Where Health Literacy Meets InclusionPosted on by
October is Health Literacy Month, and this year CDC and NIOSH are celebrating with the theme “Health Literacy and Health Equity: Advancing Diversity, Accessibility, and Inclusion.” Within this title, there is a lot we can unpack. So, let’s break it down and see how all these ideas can interact to improve health communications and materials.
- Health Literacy
- Personal health literacy is the degree to which individuals can find, understand, and use information and services to inform health-related decisions and actions for themselves and others. 
- Organizational health literacy is the degree to which organizations equitably help individuals to find, understand, and use information and services to inform health-related decisions and actions for themselves and others. 
- Health Equity is when everyone has the opportunity to be as healthy as possible. 
- Diversity is being composed of differing elements, especially the inclusion of people of different races, cultures, etc. in a group or organization. 
- Something accessible is capable of being
- reached/within reach
- used or seen
- understood or appreciated
- easily used or accessed by people with disabilities; adapted for use by people with disabilities 
- Inclusion is the act or practice of including and accommodating people who have historically been excluded (as because of their race, gender, sexuality, or ability). 
How these Concepts Relate
These definitions together start to paint a picture of how these ideas all interact. For example, achieving health equity requires making workplace safety and health accessible to all workers. If we are to achieve organizational health literacy, it means making our materials accessible, considering our diverse audience, and making sure that we include everyone.
Why it Matters
Prioritizing these elements as we communicate can reframe how we look at health literacy. Last year, we covered the importance of plain language and clear communication. This year, as we keep these core tenets in mind, we consider how we can address everyone inclusively and respectfully. Learn more about communicating in a more inclusive way through the resources listed below. Then, consider creating a Health Literacy Plan for your own organization.
More information is available on the Center for Disease Control and Prevention webpages
- Health Literacy
- Health Equity
- Health Literacy Training
- Health Equity Guiding Principles for Inclusive Communication
- Communicating with and About People with Disabilities

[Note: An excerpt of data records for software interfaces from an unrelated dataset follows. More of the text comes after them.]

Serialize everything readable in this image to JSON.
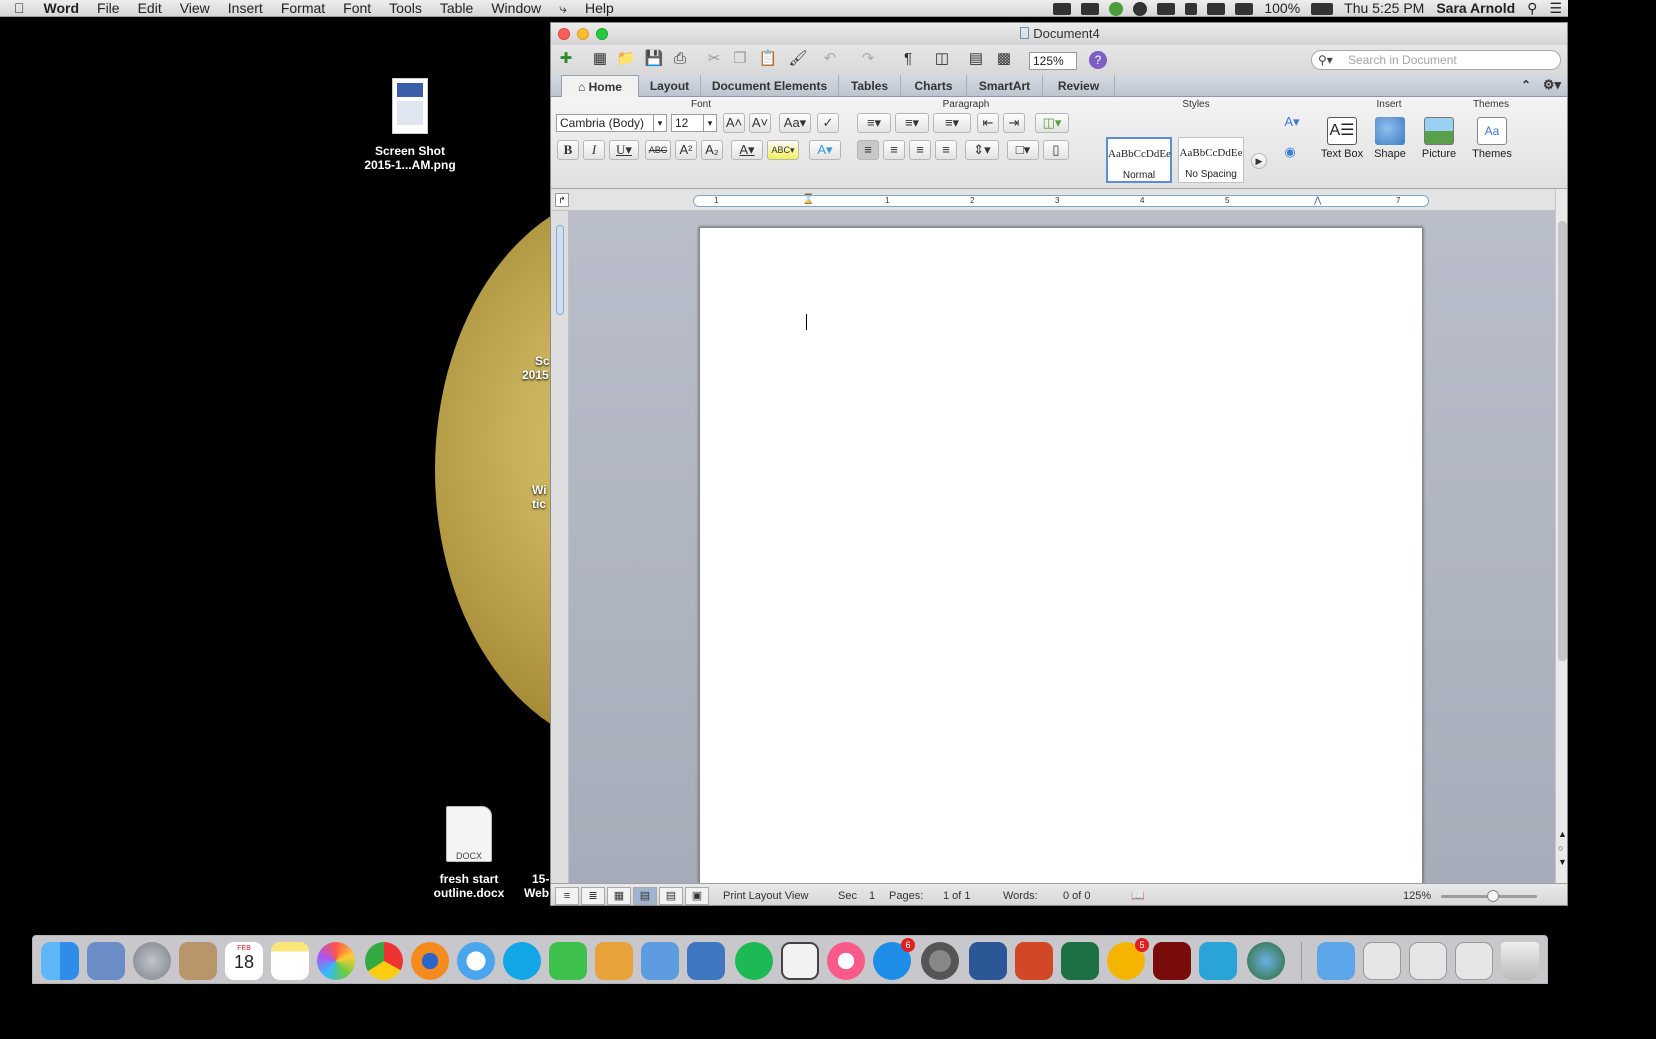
{
  "menubar": {
    "app": "Word",
    "items": [
      "File",
      "Edit",
      "View",
      "Insert",
      "Format",
      "Font",
      "Tools",
      "Table",
      "Window",
      "Help"
    ],
    "battery": "100%",
    "clock": "Thu 5:25 PM",
    "user": "Sara Arnold"
  },
  "desktop": {
    "icons": [
      {
        "label1": "Screen Shot",
        "label2": "2015-1...AM.png"
      },
      {
        "label1": "fresh start",
        "label2": "outline.docx",
        "badge": "DOCX"
      }
    ],
    "partial_texts": [
      "Sc",
      "2015",
      "Wi",
      "tic",
      "15-",
      "Web"
    ]
  },
  "window": {
    "title": "Document4",
    "zoom": "125%",
    "search_placeholder": "Search in Document",
    "tabs": [
      "Home",
      "Layout",
      "Document Elements",
      "Tables",
      "Charts",
      "SmartArt",
      "Review"
    ],
    "groups": {
      "font": "Font",
      "paragraph": "Paragraph",
      "styles": "Styles",
      "insert": "Insert",
      "themes": "Themes"
    },
    "font_name": "Cambria (Body)",
    "font_size": "12",
    "styles": [
      {
        "sample": "AaBbCcDdEe",
        "name": "Normal"
      },
      {
        "sample": "AaBbCcDdEe",
        "name": "No Spacing"
      }
    ],
    "insert_items": [
      "Text Box",
      "Shape",
      "Picture"
    ],
    "themes_label": "Themes",
    "ruler_numbers": [
      "1",
      "1",
      "2",
      "3",
      "4",
      "5",
      "7"
    ],
    "status": {
      "view": "Print Layout View",
      "sec_label": "Sec",
      "sec_value": "1",
      "pages_label": "Pages:",
      "pages_value": "1 of 1",
      "words_label": "Words:",
      "words_value": "0 of 0",
      "zoom": "125%"
    }
  },
  "dock": {
    "calendar_month": "FEB",
    "calendar_day": "18",
    "appstore_badge": "6",
    "outlook_badge": "5"
  }
}
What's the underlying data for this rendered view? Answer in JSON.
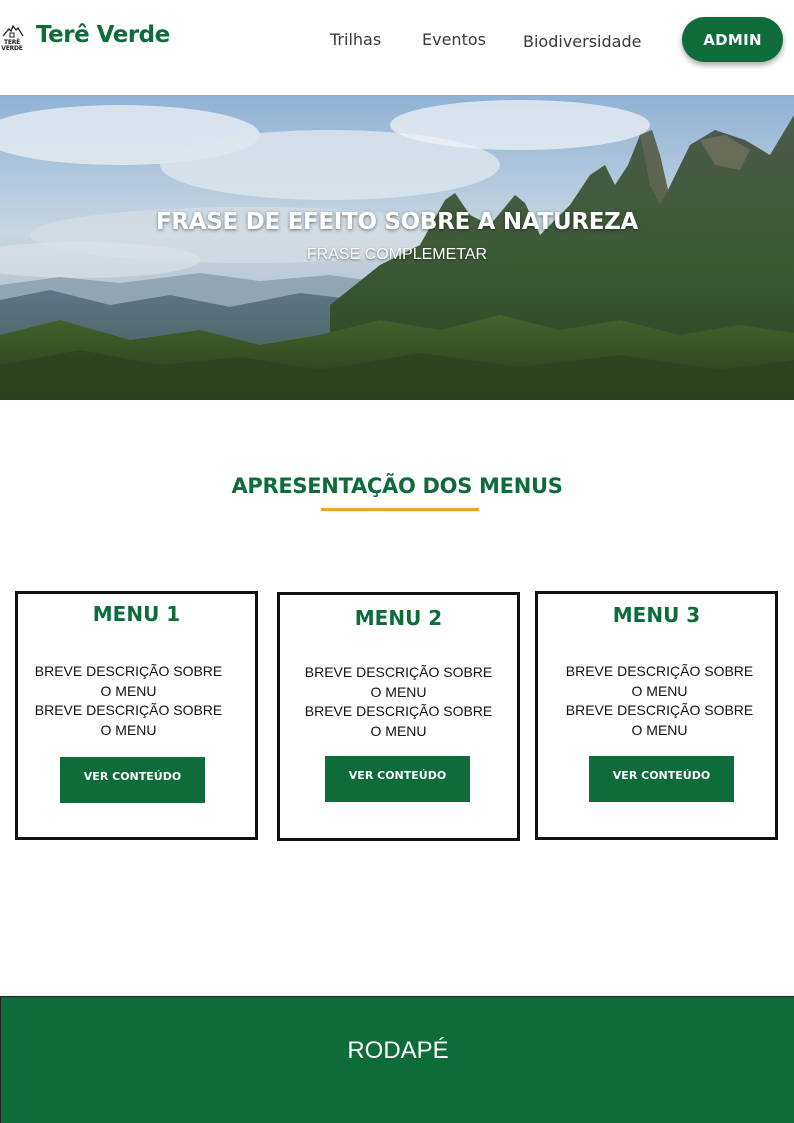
{
  "header": {
    "logo_mini": "TERÊ VERDE",
    "logo_text": "Terê Verde",
    "nav": [
      "Trilhas",
      "Eventos",
      "Biodiversidade"
    ],
    "admin_label": "ADMIN"
  },
  "hero": {
    "title": "FRASE DE EFEITO SOBRE A NATUREZA",
    "subtitle": "FRASE COMPLEMETAR"
  },
  "section": {
    "title": "APRESENTAÇÃO DOS MENUS"
  },
  "cards": [
    {
      "title": "MENU 1",
      "desc": [
        "BREVE DESCRIÇÃO SOBRE",
        "O MENU",
        "BREVE DESCRIÇÃO SOBRE",
        "O MENU"
      ],
      "button": "VER CONTEÚDO"
    },
    {
      "title": "MENU 2",
      "desc": [
        "BREVE DESCRIÇÃO SOBRE",
        "O MENU",
        "BREVE DESCRIÇÃO SOBRE",
        "O MENU"
      ],
      "button": "VER CONTEÚDO"
    },
    {
      "title": "MENU 3",
      "desc": [
        "BREVE DESCRIÇÃO SOBRE",
        "O MENU",
        "BREVE DESCRIÇÃO SOBRE",
        "O MENU"
      ],
      "button": "VER CONTEÚDO"
    }
  ],
  "footer": {
    "text": "RODAPÉ"
  },
  "colors": {
    "brand_green": "#0e6b3a",
    "accent_orange": "#f0a52a"
  }
}
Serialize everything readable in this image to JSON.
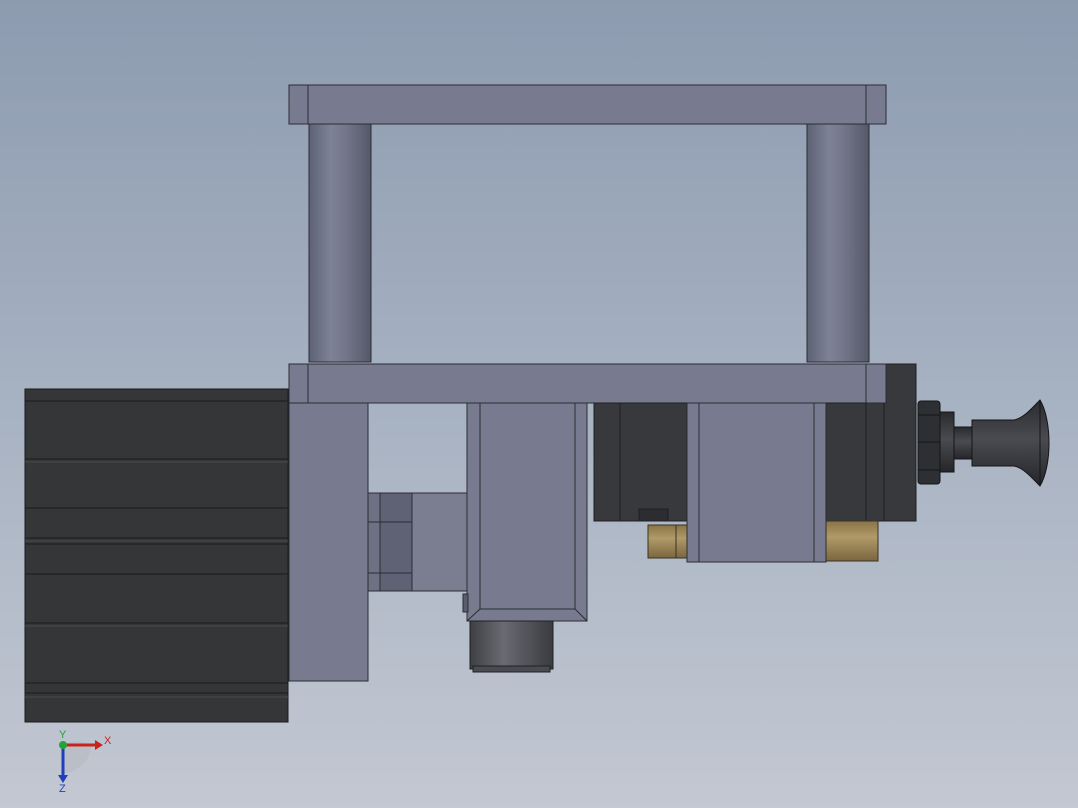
{
  "colors": {
    "steel": "#787c8e",
    "steel_dark": "#60647a",
    "steel_edge": "#2a2c33",
    "motor_black": "#353638",
    "brass": "#a0895a",
    "axis_x": "#c8241f",
    "axis_y": "#22a23a",
    "axis_z": "#1f3fc0"
  },
  "triad": {
    "x_label": "X",
    "y_label": "Y",
    "z_label": "Z"
  }
}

Tell us how do you or your organization work to incorporate diversity, accessibility, and inclusion into your communication below!
Sarah Mitchell, MPH, is a NIOSH Health Communication Fellow